§ **What to work on**
Without omitting anything, copy the data exactly.

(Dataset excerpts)
....

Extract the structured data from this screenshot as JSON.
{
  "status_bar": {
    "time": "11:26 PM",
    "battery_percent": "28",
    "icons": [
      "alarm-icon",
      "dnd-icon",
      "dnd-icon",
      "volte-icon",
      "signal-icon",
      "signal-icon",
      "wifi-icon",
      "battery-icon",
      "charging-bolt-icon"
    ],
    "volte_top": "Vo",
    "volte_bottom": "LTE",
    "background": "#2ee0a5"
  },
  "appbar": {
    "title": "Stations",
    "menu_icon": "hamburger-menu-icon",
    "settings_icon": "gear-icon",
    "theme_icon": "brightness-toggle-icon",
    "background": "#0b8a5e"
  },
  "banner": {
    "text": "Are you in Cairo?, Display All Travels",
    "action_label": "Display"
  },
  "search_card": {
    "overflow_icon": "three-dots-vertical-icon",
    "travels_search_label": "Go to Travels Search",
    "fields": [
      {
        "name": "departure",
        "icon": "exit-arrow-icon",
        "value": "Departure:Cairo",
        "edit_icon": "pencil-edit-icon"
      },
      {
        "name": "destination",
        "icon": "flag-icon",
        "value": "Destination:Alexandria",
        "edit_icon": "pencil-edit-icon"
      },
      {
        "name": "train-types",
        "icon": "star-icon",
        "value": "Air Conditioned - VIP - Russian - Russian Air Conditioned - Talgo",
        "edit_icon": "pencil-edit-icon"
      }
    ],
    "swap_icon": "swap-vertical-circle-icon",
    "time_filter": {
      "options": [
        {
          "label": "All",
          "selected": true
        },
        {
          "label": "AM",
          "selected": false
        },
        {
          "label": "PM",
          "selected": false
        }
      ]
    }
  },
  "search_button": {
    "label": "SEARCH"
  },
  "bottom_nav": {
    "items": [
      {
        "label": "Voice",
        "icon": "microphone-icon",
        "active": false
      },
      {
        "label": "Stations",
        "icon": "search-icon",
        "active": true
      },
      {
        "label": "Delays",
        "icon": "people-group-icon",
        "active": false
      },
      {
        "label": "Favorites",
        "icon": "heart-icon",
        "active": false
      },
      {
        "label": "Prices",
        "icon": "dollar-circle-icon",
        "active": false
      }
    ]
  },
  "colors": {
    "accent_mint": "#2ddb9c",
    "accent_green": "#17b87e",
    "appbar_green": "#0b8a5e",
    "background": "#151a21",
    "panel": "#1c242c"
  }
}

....

§ **Solution below**
Extract the structured data from this screenshot as JSON.
{
  "status_bar": {
    "time": "11:26 PM",
    "battery_percent": "28",
    "icons": [
      "alarm-icon",
      "dnd-icon",
      "dnd-icon",
      "volte-icon",
      "signal-icon",
      "signal-icon",
      "wifi-icon",
      "battery-icon",
      "charging-bolt-icon"
    ],
    "volte_top": "Vo",
    "volte_bottom": "LTE",
    "background": "#2ee0a5"
  },
  "appbar": {
    "title": "Stations",
    "menu_icon": "hamburger-menu-icon",
    "settings_icon": "gear-icon",
    "theme_icon": "brightness-toggle-icon",
    "background": "#0b8a5e"
  },
  "banner": {
    "text": "Are you in Cairo?, Display All Travels",
    "action_label": "Display"
  },
  "search_card": {
    "overflow_icon": "three-dots-vertical-icon",
    "travels_search_label": "Go to Travels Search",
    "fields": [
      {
        "name": "departure",
        "icon": "exit-arrow-icon",
        "value": "Departure:Cairo",
        "edit_icon": "pencil-edit-icon"
      },
      {
        "name": "destination",
        "icon": "flag-icon",
        "value": "Destination:Alexandria",
        "edit_icon": "pencil-edit-icon"
      },
      {
        "name": "train-types",
        "icon": "star-icon",
        "value": "Air Conditioned - VIP - Russian - Russian Air Conditioned - Talgo",
        "edit_icon": "pencil-edit-icon"
      }
    ],
    "swap_icon": "swap-vertical-circle-icon",
    "time_filter": {
      "options": [
        {
          "label": "All",
          "selected": true
        },
        {
          "label": "AM",
          "selected": false
        },
        {
          "label": "PM",
          "selected": false
        }
      ]
    }
  },
  "search_button": {
    "label": "SEARCH"
  },
  "bottom_nav": {
    "items": [
      {
        "label": "Voice",
        "icon": "microphone-icon",
        "active": false
      },
      {
        "label": "Stations",
        "icon": "search-icon",
        "active": true
      },
      {
        "label": "Delays",
        "icon": "people-group-icon",
        "active": false
      },
      {
        "label": "Favorites",
        "icon": "heart-icon",
        "active": false
      },
      {
        "label": "Prices",
        "icon": "dollar-circle-icon",
        "active": false
      }
    ]
  },
  "colors": {
    "accent_mint": "#2ddb9c",
    "accent_green": "#17b87e",
    "appbar_green": "#0b8a5e",
    "background": "#151a21",
    "panel": "#1c242c"
  }
}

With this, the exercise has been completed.